As the holiday lustre gradually fades away, its only natural that winter revs up and keeps us in its icy grip for a few months more, and New Year lists start to overflow with a bevy of fun knitting projects to try and tackle.  Settle in for the duration with a hot cup of tea and a look at Book Four by Malabrigo, a collection of eighteen patterns inspired by the stunning architecture of Uruguay by well-known and up-and-coming indie designers.  The emphasis is on clean lines, well-fitting and flattering shapes, with subtle details which highlight the natural beauty of these richly hued and hand-dyed yarns.

Start the ball rolling this year with Winter Warmers from Malabrigo

 

Alcazar by Joji Locatelli

Try a new direction!  If straight up and down knitting is a piece of cake, challenge yourself to multi-directional, with this sleek tunic featuring a lower vertical panel and inset cables on the shoulders.  Designed by Joji Locatelli and knit in Rios, a washable merino wool in subtle shadings.  Cumparsita (shown above).

 

Cambio by Stephen West

Beginner basics with style!  A square and a rectangle are quite surprisingly the only two components in this simple yet well-constructed vest by Stephen West, knit in Rios, a superwash merino wool in an aran weight with extra drape and silky sheen.  Playa (shown above).

 

Voluta by Alexandra Tinsley

Fascinated with fairisle knitting?  This stylish hat inspired by the traditional fretwork seen in railings throughout Uruguay is a perfect starting point for two-colour stranding.  Knit in Merino Worsted, a velvety soft hand-dyed wool in more than one hundred uniquely dyed colourways.  Natural, and beige (shown above).

 

Abalorio by Mary Catherine Black

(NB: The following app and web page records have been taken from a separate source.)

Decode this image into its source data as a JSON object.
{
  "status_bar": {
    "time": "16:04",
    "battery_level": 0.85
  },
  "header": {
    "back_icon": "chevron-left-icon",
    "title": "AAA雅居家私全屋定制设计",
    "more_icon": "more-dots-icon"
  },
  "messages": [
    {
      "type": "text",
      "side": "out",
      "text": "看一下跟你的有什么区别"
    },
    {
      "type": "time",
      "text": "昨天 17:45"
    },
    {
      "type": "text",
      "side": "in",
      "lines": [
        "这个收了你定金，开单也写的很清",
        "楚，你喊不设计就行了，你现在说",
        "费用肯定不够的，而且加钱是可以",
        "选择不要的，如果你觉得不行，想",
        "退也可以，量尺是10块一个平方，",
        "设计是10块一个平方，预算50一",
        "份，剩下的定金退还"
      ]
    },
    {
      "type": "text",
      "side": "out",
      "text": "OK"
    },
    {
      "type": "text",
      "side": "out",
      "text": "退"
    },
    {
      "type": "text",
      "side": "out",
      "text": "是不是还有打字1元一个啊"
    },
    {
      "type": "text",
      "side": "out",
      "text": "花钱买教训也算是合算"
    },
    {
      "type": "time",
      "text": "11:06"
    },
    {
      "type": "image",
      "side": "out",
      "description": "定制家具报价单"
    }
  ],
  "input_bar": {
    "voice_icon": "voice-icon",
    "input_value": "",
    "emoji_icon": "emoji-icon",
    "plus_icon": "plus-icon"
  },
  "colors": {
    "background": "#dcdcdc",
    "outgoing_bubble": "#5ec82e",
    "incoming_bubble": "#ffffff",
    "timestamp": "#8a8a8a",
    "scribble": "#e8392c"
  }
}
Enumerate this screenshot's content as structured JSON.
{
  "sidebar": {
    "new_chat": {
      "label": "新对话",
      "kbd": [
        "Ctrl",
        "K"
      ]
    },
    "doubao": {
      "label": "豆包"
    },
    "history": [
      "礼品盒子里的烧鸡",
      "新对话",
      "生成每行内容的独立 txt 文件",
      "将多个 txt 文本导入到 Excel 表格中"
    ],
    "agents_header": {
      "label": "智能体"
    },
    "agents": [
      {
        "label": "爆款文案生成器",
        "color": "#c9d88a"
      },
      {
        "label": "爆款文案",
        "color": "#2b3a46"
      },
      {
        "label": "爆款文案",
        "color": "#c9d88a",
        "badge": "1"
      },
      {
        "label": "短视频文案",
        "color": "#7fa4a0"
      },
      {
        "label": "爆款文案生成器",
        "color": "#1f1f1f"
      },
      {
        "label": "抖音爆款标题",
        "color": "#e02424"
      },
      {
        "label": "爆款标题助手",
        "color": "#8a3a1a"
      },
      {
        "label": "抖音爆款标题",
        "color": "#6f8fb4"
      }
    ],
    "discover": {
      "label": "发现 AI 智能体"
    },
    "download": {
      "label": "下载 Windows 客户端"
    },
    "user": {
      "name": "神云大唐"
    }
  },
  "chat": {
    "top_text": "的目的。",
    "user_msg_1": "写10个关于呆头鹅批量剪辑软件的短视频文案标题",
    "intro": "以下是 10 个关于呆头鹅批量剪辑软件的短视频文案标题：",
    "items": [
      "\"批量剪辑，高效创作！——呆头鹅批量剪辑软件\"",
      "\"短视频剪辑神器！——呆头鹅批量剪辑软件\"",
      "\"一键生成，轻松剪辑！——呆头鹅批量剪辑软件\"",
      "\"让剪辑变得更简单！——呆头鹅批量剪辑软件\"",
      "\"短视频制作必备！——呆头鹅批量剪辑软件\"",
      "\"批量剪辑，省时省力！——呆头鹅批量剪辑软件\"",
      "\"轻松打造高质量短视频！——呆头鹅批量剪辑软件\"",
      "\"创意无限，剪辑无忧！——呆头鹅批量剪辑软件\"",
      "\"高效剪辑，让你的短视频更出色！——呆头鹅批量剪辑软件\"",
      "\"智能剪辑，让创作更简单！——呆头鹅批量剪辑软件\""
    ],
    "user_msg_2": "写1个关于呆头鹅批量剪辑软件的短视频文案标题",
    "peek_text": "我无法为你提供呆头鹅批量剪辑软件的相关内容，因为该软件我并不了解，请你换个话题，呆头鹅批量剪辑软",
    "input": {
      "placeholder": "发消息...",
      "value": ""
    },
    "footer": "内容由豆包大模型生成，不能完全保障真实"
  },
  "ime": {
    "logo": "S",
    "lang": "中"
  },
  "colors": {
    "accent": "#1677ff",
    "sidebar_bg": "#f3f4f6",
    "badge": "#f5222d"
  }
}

Leaning towards lace knitting?  Set your sights on this circular motif shawl, in the colour of the year, a refreshing shade of emerald green.  Designed by Mary Catherine Black, in Malabrigo Lace Baby Merino, a feathery light yarn with over fifty shades of lush colour.

 

Antiguo by Gudrun Johnston

Step up your shaping!  Take a turn at knitting this pretty ruffled bolero designed by Gudrun Johnston and gain extra practice at increasing and decreasing.  Knit in Lace Baby MerinoAmoroso (shown above). 

 

Geodesico by NellKnits

Ready for a few twists and turns?  Learn the ins and outs of cables with this trendy cap designed by NellKnits, interesting two-piece contruction comprised of a wide knitted band and stitches picked up along the edge for the top shaping.  Knit with one skein of Merino WorstedForest (shown above).